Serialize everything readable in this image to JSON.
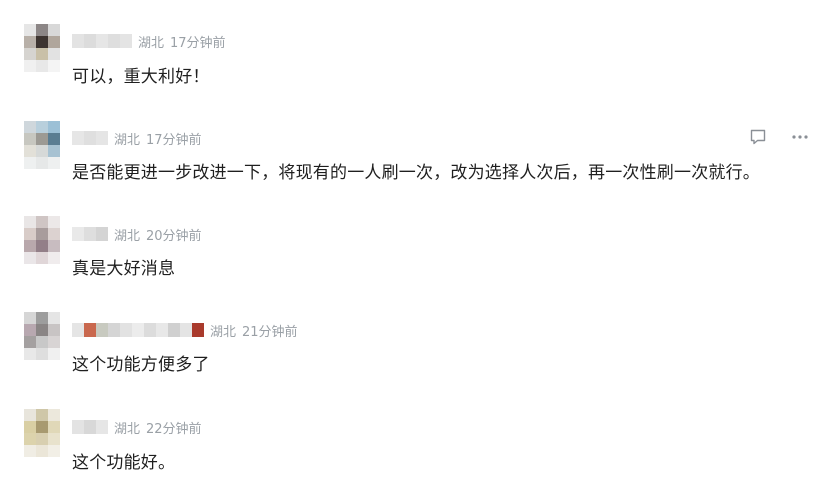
{
  "comments": [
    {
      "location": "湖北",
      "time": "17分钟前",
      "text": "可以，重大利好！",
      "name_blocks": [
        "#e3e3e3",
        "#dcdcdc",
        "#e6e6e6",
        "#dedede",
        "#e4e4e4"
      ],
      "avatar": [
        "#e6e6e6",
        "#8c8686",
        "#d8d8d8",
        "#b8b0a8",
        "#3d3430",
        "#b0a69c",
        "#d6d4d0",
        "#c9c0a8",
        "#e2e2e2",
        "#f0f0f0",
        "#e8e8e8",
        "#f4f4f4"
      ],
      "has_actions": false
    },
    {
      "location": "湖北",
      "time": "17分钟前",
      "text": "是否能更进一步改进一下，将现有的一人刷一次，改为选择人次后，再一次性刷一次就行。",
      "name_blocks": [
        "#e6e6e6",
        "#dfdfdf",
        "#e5e5e5"
      ],
      "avatar": [
        "#cfd7dc",
        "#b8cfdc",
        "#9cc0d6",
        "#c7c7c0",
        "#9c9a94",
        "#5a7d92",
        "#e2e0d8",
        "#d6d9d8",
        "#a7c2d2",
        "#eef0f0",
        "#e6e8e8",
        "#eef0f0"
      ],
      "has_actions": true
    },
    {
      "location": "湖北",
      "time": "20分钟前",
      "text": "真是大好消息",
      "name_blocks": [
        "#e9e9e9",
        "#dedede",
        "#d4d4d4"
      ],
      "avatar": [
        "#e9e6e6",
        "#cfc5c4",
        "#ece8e8",
        "#d8ccc8",
        "#a89c9c",
        "#dcd2d0",
        "#b9a8ac",
        "#937f88",
        "#c8bcc0",
        "#eae6e8",
        "#e0d6d8",
        "#f0eced"
      ],
      "has_actions": false
    },
    {
      "location": "湖北",
      "time": "21分钟前",
      "text": "这个功能方便多了",
      "name_blocks": [
        "#e5e5e5",
        "#c9684e",
        "#c8cac0",
        "#d5d5d5",
        "#e2e2e2",
        "#ececec",
        "#dcdcdc",
        "#e8e8e8",
        "#d0d0d0",
        "#e4e4e4",
        "#a93a2c"
      ],
      "avatar": [
        "#d6d6d6",
        "#9d9d9d",
        "#e5e5e5",
        "#b8a8b0",
        "#8a8585",
        "#c8c4c4",
        "#a4a0a0",
        "#c8c8c8",
        "#d8d4d4",
        "#e8e8e8",
        "#dedede",
        "#f0f0f0"
      ],
      "has_actions": false
    },
    {
      "location": "湖北",
      "time": "22分钟前",
      "text": "这个功能好。",
      "name_blocks": [
        "#e3e3e3",
        "#d8d8d8",
        "#e6e6e6"
      ],
      "avatar": [
        "#e8e5dc",
        "#cfc7a8",
        "#ece8dc",
        "#d9cfa4",
        "#a89a70",
        "#e0d8b8",
        "#dcd3ac",
        "#d8cfb0",
        "#e8e2cc",
        "#f0ede4",
        "#ebe6d8",
        "#f2efe6"
      ],
      "has_actions": false
    }
  ],
  "actions": {
    "reply_icon": "comment-icon",
    "more_icon": "more-icon"
  }
}
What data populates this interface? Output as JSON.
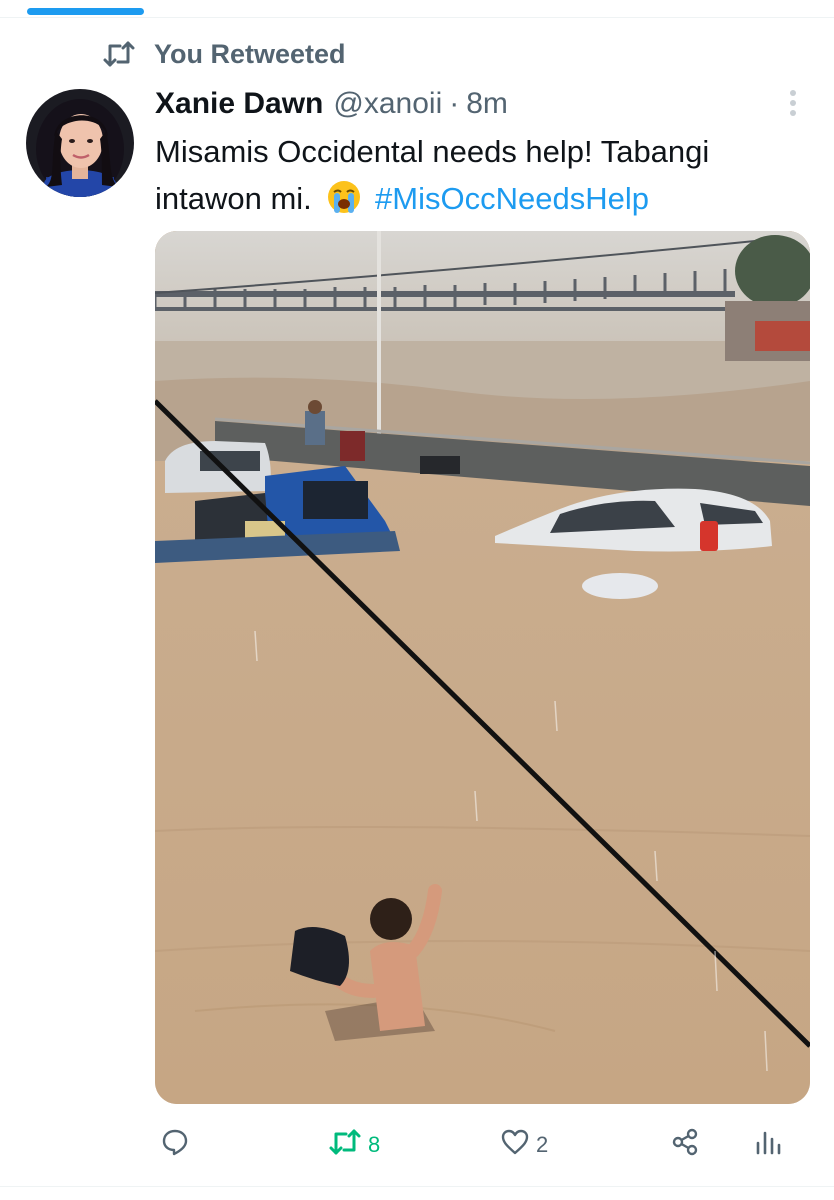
{
  "retweet_context": {
    "label": "You Retweeted",
    "icon": "retweet-icon"
  },
  "tweet": {
    "author_name": "Xanie Dawn",
    "author_handle": "@xanoii",
    "separator": "·",
    "time": "8m",
    "text_before_emoji": "Misamis Occidental needs help! Tabangi intawon mi.",
    "emoji": "loudly-crying-face",
    "hashtag": "#MisOccNeedsHelp"
  },
  "actions": {
    "reply": {
      "icon": "reply-icon",
      "count": ""
    },
    "retweet": {
      "icon": "retweet-icon",
      "count": "8",
      "active_color": "#00ba7c"
    },
    "like": {
      "icon": "heart-icon",
      "count": "2"
    },
    "share": {
      "icon": "share-icon"
    },
    "analytics": {
      "icon": "analytics-icon"
    }
  },
  "colors": {
    "accent": "#1d9bf0",
    "secondary_text": "#536471",
    "retweet_green": "#00ba7c"
  }
}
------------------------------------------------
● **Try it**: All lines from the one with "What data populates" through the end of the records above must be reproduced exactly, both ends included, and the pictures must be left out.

● **Written response**:
What data populates this interface? Output as JSON.
{
  "retweet_context": {
    "label": "You Retweeted",
    "icon": "retweet-icon"
  },
  "tweet": {
    "author_name": "Xanie Dawn",
    "author_handle": "@xanoii",
    "separator": "·",
    "time": "8m",
    "text_before_emoji": "Misamis Occidental needs help! Tabangi intawon mi.",
    "emoji": "loudly-crying-face",
    "hashtag": "#MisOccNeedsHelp"
  },
  "actions": {
    "reply": {
      "icon": "reply-icon",
      "count": ""
    },
    "retweet": {
      "icon": "retweet-icon",
      "count": "8",
      "active_color": "#00ba7c"
    },
    "like": {
      "icon": "heart-icon",
      "count": "2"
    },
    "share": {
      "icon": "share-icon"
    },
    "analytics": {
      "icon": "analytics-icon"
    }
  },
  "colors": {
    "accent": "#1d9bf0",
    "secondary_text": "#536471",
    "retweet_green": "#00ba7c"
  }
}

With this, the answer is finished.